§ **THE DATA**
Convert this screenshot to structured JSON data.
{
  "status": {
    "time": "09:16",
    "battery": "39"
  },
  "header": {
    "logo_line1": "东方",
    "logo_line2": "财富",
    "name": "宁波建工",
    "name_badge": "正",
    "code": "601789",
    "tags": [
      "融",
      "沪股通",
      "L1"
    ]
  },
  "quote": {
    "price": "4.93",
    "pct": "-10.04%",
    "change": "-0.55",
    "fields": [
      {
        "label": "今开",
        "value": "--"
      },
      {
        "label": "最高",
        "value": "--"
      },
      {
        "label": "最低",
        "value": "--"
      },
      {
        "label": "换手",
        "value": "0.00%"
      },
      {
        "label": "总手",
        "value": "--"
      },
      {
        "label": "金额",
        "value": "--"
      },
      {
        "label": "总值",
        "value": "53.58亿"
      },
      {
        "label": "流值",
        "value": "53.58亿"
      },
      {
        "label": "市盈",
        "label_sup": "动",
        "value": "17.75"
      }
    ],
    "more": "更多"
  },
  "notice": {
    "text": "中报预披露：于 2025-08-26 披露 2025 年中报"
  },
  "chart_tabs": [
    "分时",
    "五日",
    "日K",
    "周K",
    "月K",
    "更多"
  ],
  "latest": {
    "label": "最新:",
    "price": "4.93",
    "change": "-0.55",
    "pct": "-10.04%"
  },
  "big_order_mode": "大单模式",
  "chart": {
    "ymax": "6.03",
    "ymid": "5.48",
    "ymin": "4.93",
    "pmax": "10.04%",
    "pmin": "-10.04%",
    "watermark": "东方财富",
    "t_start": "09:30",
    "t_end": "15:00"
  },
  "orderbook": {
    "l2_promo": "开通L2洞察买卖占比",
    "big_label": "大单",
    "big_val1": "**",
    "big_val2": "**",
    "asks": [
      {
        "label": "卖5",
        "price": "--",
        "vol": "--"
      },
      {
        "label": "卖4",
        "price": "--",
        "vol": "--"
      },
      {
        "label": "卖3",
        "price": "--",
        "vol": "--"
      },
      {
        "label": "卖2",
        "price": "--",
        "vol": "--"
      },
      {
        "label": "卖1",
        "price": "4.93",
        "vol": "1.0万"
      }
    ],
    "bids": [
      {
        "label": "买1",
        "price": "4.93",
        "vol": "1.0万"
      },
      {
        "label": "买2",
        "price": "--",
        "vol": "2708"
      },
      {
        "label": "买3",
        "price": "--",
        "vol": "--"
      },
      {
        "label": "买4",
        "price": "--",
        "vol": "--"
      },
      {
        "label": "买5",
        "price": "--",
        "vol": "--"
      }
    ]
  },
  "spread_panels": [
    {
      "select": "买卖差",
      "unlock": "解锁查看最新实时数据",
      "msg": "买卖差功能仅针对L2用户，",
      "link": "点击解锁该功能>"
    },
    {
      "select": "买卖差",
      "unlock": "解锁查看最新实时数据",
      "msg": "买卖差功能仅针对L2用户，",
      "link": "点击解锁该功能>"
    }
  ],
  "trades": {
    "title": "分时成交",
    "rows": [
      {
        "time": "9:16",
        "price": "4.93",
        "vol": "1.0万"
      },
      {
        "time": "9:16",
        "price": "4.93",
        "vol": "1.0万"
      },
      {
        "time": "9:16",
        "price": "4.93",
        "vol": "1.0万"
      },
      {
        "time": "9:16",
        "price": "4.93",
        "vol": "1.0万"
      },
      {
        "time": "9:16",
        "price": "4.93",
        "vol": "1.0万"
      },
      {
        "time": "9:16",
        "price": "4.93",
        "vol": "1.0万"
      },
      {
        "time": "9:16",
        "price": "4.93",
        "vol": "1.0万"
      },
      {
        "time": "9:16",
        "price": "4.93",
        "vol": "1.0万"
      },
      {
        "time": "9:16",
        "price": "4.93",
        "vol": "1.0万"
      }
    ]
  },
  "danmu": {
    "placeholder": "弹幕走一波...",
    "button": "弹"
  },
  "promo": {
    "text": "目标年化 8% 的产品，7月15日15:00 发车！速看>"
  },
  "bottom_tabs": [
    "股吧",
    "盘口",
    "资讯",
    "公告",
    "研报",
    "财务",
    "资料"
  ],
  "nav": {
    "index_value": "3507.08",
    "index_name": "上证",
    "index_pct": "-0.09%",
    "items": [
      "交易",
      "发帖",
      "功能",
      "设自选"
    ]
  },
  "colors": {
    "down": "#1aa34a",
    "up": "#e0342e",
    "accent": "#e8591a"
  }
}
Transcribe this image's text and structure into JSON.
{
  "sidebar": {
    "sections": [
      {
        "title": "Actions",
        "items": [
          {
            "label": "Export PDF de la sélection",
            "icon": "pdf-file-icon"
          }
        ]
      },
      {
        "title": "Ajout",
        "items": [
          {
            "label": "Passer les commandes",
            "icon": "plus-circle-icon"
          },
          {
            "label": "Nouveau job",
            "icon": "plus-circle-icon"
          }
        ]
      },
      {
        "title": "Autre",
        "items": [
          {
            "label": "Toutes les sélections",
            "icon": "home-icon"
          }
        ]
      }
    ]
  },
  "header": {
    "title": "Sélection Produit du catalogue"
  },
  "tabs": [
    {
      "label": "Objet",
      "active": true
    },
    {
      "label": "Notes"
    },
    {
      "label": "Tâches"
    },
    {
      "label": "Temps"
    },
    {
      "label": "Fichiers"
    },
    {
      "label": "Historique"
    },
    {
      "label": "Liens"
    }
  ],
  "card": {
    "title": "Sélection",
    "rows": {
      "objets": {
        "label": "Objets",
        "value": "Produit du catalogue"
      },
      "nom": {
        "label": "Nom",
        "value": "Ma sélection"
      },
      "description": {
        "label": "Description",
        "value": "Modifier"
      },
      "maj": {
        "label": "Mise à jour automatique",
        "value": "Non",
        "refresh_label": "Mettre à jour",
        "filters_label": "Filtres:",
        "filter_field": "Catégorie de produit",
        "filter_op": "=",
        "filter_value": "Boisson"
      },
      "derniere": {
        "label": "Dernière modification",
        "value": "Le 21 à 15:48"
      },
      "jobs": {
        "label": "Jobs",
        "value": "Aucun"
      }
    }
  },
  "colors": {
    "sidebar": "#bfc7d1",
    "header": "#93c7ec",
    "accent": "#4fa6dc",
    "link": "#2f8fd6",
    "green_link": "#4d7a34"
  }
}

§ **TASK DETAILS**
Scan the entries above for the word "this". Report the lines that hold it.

§ **FINISHED TASK**
Convert this screenshot to structured JSON data.
Transcribe this image's text and structure into JSON.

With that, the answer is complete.